Our conversations always led back to Makom Community and how we can better understand each other. We grouped our findings around Makom Community’s four base values: Be Kind, Be Helpful, Be Inclusive, and Believe Each Other. We fashioned our brit as four tallitot with tzitzit that we made ourselves. Each tallis has a few well-chosen words on it as to how to act on one of these four values. In this blog post, I’m going to trace some of these ideas back to their source.
Making tzitzit for our brit.
“Boys and girls should be treated equally, who thinks this should be on our brit?” A few thumbs up (yes) and some thumbs sideways (maybe), go up.
“What’s your hesitation?”
“I don’t like the language. I think it should say ‘all genders.’ What about people who aren’t girls or boys.”
“How do we feel about ‘All genders should be treated equally?’” All thumbs up!
“We should strive to understand, not just to hear.”
Everyone makes mistakes, even God. When reading the Tower of Babel story, we noticed that God jumps to conclusions about why the humans were building the tower. This reminded us to strive not just to hear each other, but to make sure that we understand each other.
“Your words aren’t toys. They have consequences.”
In our deep dive into the Tower of Babel, we looked at Rashi’s commentary on the verses. Rashi gives three explanations for what דברים אחדים might mean. One is that the people building the tower spoke with “sharp words.” We experimented with how words can be sharp by reading a basic script with different emotions. Even the same words can have very different impacts with different intentions. From this, we discovered that our words and actions are not things to be taken lightly. They’re not toys.
“Fully understand all points of view.”

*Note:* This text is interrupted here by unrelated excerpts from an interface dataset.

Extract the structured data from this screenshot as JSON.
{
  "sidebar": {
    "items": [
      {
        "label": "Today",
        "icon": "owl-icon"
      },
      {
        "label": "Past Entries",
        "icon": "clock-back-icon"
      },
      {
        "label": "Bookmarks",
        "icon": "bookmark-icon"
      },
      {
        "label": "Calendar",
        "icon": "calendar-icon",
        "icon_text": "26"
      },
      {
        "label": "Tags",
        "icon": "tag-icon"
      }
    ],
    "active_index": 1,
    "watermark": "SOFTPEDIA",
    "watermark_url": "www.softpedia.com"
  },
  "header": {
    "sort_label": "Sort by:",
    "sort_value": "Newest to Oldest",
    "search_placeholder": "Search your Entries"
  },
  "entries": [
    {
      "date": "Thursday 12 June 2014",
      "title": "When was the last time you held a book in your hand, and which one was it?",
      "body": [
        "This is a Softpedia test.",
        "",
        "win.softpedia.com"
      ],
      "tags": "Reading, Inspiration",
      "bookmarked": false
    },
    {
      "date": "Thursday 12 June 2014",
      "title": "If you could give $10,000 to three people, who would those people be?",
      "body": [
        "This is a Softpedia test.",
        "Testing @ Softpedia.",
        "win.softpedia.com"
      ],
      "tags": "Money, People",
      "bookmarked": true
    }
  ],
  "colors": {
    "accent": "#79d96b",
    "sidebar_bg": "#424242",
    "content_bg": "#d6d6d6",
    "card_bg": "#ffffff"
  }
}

When do you have enough information to make a decision? It’s one thing to say we should understand each other but another to go past our own emotions to fully understand someone else, especially when we’re mad at them! A lot of strategies came out of this question:
Take time. Separate if you’re angry and come back when you can actually talk.
Get someone else, like a mediator, who isn’t part of the conflict to listen and help make a solution.
Our compassion leads us to try to understand each other. One of my favorite moments in making our brit was a spontaneous discussion about what happens when your parents punish a younger sibling for something they did wrong. Those in our BMitzvah cohort with younger siblings expressed a lot of conflicted feelings; they had deep compassion for the pain of their younger sibs and knew that they needed to learn a valuable lesson. We talked about how to show each other that we care and love each other, even when the other person has done something wrong.
“Rely on your instincts.”
Our BMitzvah cohort has great instincts, developed by time in loving community and by deep thinking. I can’t wait to see where those instincts lead us.